2 tbsp chopped parsley

Pre-heat the oven to 275F/140C/gas mark 1. Put the lamb into a solid pot (preferably one that has a lid) and pour over the water. Gently bring up to a simmer and remove the scum - of which there will be plenty - with spoon and/or kitchen paper laid upon the surface.

Make sure the water is merely bubbling, add the salt and put on the lid. Cook in the oven for one hour.

Remove the pot and add the vegetables and bay, stirring them in carefully until well submerged into the broth. Sprinkle the surface with the flour. Now take a sheet of grease-proof paper and fold into a quarter of its size. Using a pair of scissors, cut this folded rectangle into a quarter circle shape, so that when it is opened, it has become a rough circle. While it is still folded, also snip along the recently cut edges to a depth of about 3cm, and the same distance apart. Unfold, spread liberally with butter or dripping, and press over the surface of the meat and vegetables; as the fat melts, it will mingle with the flour, providing an unobtrusive thickener. Good eh? Put the lid on and cook in the oven for another hour. Steam the potatoes during this time, until tender (if you boil them they tend to break up - rather, bake them and scoop out if you don't have a steamer).

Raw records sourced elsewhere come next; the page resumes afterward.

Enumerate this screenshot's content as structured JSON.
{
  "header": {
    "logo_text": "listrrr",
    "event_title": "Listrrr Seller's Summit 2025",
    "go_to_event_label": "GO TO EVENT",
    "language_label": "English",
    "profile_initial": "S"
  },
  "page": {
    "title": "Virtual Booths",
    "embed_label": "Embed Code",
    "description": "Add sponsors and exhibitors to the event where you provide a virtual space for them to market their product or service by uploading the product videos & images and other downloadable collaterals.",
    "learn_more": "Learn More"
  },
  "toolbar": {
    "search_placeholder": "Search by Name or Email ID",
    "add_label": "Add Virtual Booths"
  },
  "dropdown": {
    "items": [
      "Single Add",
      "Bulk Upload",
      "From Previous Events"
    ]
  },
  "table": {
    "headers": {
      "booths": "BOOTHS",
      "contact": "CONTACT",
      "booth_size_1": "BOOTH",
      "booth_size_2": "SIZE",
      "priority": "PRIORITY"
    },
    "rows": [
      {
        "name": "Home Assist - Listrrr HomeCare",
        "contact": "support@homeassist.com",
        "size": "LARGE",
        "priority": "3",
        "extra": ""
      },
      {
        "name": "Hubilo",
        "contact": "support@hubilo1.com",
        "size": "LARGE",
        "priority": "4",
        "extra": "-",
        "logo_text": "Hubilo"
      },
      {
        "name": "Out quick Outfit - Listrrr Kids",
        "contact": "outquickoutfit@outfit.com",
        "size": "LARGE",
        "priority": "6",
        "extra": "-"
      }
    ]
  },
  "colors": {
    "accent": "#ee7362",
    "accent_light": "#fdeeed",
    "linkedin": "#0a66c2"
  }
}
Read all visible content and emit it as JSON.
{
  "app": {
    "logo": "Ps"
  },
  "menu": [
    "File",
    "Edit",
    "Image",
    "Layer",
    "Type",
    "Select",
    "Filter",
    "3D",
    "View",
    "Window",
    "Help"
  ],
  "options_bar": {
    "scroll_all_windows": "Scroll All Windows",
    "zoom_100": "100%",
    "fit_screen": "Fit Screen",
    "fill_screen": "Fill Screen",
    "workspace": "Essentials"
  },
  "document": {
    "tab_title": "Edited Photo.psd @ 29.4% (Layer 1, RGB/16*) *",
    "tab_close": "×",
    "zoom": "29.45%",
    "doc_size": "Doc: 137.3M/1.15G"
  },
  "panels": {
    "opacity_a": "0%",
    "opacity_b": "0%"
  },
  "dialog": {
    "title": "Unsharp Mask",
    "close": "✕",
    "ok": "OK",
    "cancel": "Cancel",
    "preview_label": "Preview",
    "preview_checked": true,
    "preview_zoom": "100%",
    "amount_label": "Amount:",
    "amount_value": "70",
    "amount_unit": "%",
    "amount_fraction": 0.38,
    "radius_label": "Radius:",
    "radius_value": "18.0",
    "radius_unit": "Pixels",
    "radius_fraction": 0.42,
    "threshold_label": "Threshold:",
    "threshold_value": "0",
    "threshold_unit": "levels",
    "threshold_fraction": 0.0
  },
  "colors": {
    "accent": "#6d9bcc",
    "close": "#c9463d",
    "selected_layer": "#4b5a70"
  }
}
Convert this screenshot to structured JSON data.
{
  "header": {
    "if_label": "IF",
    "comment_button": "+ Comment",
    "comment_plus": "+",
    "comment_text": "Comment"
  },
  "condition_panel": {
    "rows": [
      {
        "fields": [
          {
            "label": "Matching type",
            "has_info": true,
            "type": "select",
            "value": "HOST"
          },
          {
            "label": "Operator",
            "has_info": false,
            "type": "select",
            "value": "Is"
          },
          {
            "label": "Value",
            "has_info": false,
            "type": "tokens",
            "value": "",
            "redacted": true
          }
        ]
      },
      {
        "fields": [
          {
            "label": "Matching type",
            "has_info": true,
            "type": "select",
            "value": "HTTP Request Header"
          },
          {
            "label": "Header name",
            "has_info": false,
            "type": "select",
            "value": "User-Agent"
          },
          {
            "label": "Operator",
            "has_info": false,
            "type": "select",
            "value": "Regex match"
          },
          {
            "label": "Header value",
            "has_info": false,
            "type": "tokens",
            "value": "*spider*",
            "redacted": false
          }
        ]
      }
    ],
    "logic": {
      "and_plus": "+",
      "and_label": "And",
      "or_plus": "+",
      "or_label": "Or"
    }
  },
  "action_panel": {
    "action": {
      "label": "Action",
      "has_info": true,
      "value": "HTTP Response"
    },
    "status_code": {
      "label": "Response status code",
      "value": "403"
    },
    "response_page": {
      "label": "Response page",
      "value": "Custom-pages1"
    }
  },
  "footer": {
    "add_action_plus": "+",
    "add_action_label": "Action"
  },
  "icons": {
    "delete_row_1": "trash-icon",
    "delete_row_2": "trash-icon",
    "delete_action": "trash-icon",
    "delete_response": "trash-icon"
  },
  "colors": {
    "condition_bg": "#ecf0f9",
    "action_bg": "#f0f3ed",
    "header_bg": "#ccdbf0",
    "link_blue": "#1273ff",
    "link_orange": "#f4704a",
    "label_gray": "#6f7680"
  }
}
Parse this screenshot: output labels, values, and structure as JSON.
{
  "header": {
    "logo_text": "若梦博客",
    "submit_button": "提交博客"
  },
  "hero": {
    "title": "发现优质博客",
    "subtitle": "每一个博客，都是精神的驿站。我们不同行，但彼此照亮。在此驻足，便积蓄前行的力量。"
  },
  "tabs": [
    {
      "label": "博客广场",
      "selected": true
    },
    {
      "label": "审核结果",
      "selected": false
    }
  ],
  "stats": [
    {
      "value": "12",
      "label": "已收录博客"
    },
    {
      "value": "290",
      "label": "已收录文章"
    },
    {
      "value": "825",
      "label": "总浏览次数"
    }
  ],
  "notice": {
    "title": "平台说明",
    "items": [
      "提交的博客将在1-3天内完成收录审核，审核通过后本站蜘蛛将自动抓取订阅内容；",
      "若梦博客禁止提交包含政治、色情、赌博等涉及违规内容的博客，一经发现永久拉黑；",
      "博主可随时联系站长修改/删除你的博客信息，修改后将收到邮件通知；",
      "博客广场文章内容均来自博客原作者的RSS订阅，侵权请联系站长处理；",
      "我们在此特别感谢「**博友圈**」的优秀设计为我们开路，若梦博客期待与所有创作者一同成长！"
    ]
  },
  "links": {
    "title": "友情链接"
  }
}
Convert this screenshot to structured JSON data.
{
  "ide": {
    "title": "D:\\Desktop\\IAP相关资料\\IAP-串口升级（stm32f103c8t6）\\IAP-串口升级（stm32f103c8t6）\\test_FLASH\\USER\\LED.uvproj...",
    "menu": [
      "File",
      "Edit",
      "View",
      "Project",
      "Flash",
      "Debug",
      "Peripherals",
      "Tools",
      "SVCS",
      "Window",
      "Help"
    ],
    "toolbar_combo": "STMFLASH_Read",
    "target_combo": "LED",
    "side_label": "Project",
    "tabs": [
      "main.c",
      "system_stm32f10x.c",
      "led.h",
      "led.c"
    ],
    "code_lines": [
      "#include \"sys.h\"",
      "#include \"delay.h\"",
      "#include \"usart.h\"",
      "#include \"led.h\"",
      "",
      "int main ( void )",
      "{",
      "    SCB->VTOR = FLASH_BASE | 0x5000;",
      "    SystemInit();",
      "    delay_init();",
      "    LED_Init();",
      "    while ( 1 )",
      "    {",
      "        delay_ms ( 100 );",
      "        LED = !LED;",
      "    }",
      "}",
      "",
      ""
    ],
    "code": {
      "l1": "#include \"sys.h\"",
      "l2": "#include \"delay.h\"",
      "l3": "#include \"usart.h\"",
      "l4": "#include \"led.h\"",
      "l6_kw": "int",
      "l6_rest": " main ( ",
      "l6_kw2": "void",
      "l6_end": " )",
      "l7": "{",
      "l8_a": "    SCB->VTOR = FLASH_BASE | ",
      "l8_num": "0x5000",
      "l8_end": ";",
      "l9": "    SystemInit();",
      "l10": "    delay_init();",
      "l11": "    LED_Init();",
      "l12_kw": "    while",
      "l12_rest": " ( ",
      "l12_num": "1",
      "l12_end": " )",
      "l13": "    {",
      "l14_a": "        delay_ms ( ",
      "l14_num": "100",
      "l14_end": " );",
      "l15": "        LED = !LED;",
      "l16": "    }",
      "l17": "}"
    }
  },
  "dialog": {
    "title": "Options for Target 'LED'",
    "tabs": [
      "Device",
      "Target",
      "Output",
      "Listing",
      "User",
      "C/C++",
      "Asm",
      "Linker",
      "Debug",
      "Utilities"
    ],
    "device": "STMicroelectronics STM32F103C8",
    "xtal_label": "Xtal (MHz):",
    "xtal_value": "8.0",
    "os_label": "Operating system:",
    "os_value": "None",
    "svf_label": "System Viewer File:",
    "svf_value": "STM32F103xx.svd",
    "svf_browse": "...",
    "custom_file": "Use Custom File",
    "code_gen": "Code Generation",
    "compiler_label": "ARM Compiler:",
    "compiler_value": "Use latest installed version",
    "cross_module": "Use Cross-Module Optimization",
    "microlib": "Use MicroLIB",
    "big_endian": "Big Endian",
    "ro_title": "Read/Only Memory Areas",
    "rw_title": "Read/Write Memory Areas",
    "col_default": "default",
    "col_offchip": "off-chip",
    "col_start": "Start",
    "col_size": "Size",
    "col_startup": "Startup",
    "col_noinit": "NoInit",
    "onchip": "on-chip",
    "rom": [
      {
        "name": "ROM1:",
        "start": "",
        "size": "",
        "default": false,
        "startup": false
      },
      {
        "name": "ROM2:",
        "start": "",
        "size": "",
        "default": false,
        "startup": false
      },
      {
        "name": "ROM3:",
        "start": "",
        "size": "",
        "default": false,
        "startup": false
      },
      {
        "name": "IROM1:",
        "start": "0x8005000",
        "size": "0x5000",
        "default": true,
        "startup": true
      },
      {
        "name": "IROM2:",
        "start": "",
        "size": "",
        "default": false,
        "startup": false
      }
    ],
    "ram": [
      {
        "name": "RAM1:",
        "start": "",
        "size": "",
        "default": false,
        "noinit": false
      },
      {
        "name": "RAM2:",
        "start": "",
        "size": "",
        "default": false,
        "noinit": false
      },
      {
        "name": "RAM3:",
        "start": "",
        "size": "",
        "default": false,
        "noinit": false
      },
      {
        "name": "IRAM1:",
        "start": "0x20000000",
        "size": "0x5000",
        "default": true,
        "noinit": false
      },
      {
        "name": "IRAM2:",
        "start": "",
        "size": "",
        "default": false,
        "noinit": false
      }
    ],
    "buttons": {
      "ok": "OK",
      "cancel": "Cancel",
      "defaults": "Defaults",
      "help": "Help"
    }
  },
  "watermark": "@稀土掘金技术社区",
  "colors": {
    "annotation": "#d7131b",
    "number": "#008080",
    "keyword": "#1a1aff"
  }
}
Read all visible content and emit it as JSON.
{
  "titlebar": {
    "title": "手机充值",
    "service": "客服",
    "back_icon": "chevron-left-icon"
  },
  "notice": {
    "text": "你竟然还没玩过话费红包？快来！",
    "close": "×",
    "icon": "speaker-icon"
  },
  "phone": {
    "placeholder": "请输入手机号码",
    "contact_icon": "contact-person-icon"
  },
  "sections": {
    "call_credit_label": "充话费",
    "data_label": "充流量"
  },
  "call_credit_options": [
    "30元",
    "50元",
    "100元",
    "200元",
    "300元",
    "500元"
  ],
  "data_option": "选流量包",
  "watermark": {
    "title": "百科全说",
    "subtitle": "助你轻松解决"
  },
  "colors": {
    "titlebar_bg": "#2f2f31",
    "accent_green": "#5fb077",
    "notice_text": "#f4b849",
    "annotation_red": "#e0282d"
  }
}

Carefully remove the lamb from the pot and put on to a plate. Remove smallish chunks of meat from the bone using a knife and fork and return to the pot. Stir in plenty of freshly ground white pepper and the parsley. Put the potatoes into hot shallow soup plates and spoon the sloppy lamb stew over. Three-star food this